Data records for software interfaces:
____

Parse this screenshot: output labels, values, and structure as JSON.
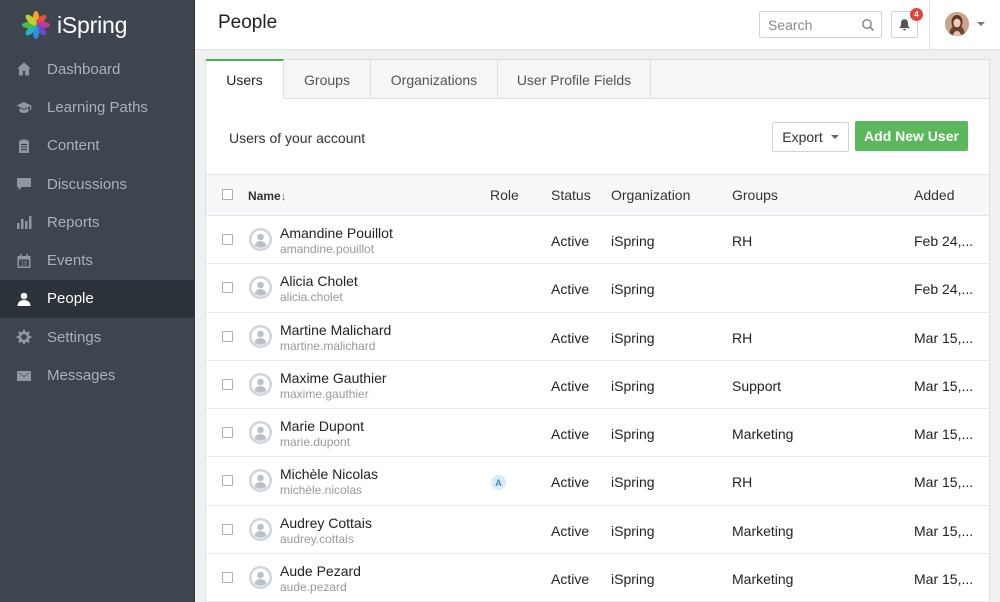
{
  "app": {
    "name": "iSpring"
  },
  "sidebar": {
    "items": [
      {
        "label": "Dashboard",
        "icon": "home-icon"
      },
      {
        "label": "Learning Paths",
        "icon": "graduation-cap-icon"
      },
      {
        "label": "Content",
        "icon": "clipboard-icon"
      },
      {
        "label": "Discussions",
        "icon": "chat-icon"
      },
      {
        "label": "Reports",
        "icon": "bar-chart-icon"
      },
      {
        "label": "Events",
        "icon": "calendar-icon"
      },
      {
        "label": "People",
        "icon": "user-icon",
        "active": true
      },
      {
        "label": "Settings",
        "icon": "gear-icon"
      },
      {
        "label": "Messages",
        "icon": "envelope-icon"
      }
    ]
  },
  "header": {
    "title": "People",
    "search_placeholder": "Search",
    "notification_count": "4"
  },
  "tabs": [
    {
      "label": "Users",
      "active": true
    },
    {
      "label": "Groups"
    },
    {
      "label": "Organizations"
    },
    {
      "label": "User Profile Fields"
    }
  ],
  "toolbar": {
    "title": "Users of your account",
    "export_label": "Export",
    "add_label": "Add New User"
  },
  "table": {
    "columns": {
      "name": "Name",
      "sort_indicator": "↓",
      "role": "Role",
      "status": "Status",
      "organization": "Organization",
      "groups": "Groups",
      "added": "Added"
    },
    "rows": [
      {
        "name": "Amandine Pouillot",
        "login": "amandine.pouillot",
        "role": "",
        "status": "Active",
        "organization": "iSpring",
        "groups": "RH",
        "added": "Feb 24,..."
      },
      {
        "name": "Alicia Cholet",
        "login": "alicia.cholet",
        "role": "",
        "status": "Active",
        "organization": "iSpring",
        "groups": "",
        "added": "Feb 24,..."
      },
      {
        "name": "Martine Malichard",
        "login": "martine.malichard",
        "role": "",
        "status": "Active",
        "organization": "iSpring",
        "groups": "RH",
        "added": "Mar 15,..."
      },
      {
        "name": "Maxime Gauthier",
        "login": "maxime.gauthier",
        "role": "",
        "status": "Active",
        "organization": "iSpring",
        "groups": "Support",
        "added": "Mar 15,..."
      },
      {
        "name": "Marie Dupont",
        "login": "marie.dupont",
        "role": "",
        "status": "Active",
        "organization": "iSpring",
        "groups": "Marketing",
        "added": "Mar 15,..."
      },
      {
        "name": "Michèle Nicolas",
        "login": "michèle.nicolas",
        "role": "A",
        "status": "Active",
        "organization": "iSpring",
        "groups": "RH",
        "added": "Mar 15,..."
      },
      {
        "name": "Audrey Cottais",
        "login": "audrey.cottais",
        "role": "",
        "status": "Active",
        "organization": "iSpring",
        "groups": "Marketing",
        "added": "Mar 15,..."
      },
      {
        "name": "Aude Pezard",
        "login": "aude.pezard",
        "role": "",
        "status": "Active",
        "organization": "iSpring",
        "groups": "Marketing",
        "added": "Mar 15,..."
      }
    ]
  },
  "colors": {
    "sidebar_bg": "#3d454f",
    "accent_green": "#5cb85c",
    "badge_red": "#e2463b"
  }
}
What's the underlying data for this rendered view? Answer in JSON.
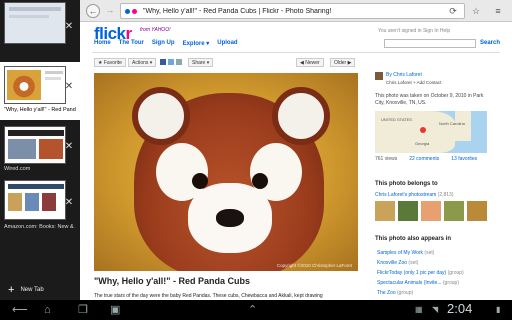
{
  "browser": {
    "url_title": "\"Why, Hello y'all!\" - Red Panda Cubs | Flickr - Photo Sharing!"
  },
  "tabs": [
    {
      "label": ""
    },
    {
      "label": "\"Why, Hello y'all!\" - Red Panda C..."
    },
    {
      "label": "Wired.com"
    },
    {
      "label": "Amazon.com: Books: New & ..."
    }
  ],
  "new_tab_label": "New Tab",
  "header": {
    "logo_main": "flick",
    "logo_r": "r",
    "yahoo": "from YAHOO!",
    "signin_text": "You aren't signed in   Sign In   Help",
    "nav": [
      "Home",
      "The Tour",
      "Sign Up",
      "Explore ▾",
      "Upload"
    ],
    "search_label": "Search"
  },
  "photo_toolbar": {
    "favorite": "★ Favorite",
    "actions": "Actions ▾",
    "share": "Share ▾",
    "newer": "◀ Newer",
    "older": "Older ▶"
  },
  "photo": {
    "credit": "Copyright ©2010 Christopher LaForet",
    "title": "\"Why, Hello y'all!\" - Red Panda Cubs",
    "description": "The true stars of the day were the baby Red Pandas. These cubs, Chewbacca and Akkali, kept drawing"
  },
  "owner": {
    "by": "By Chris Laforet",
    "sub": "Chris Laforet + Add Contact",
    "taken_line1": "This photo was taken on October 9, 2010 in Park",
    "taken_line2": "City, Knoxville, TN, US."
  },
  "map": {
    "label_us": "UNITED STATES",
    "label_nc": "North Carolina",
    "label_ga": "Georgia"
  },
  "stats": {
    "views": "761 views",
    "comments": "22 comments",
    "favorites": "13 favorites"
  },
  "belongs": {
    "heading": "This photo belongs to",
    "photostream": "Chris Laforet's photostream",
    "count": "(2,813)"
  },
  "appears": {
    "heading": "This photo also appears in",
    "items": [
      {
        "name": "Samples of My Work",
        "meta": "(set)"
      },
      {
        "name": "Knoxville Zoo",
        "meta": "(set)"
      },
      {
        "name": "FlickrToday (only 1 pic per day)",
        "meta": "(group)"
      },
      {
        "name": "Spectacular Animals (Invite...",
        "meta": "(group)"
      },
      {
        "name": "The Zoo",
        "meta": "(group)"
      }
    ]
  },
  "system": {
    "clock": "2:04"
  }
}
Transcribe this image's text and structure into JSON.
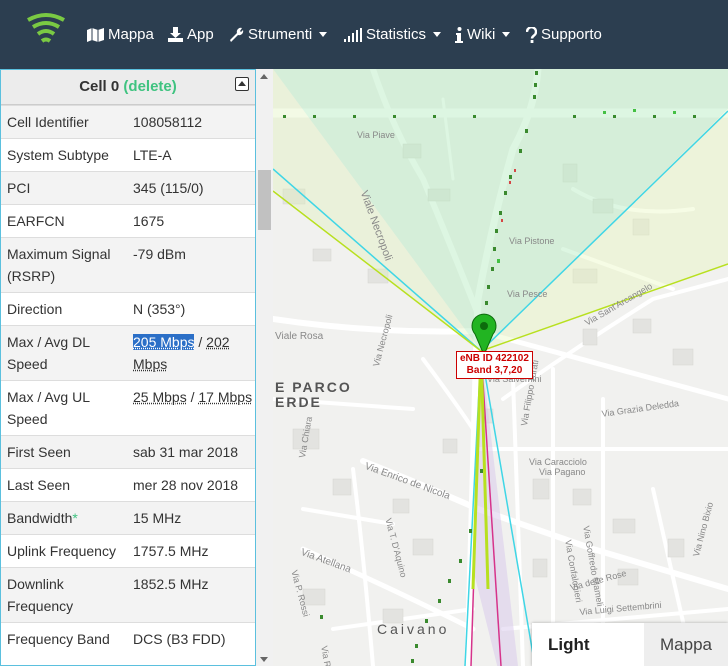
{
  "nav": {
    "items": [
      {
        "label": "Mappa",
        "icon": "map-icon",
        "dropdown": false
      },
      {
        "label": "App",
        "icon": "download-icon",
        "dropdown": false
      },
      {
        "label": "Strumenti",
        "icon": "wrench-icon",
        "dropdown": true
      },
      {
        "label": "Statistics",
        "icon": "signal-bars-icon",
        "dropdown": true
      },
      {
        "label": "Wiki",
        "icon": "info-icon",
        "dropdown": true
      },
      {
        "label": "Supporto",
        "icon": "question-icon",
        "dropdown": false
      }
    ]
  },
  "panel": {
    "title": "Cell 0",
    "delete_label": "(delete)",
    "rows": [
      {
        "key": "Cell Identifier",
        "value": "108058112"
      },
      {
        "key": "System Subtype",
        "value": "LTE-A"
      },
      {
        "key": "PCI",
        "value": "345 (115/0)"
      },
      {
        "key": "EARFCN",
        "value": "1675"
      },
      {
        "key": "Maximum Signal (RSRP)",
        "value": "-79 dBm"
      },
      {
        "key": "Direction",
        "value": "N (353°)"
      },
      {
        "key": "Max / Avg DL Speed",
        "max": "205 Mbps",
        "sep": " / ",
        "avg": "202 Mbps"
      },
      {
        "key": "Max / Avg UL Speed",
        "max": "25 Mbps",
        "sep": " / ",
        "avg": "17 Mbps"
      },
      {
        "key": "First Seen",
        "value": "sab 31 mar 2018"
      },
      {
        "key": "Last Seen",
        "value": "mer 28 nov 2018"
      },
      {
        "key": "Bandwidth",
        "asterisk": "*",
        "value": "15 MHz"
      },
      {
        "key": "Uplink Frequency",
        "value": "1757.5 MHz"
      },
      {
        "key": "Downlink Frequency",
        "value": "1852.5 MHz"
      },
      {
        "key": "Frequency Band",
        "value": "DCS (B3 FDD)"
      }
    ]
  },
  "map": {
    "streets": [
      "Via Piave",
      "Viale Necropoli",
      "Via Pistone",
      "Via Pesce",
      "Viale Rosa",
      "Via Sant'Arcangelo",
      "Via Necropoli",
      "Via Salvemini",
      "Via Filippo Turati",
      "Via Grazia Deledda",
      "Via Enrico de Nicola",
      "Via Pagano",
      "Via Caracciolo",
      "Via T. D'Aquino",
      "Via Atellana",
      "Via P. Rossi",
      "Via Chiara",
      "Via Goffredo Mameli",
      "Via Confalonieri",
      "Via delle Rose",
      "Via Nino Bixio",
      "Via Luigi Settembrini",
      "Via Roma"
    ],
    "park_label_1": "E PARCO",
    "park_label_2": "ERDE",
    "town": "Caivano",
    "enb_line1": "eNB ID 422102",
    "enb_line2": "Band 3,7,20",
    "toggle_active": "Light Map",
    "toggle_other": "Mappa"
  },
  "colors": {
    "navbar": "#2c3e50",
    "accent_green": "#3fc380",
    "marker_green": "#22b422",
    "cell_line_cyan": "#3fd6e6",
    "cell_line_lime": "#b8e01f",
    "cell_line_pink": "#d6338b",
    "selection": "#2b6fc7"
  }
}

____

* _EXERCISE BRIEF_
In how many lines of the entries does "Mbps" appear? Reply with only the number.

* _FINISHED EXERCISE_
4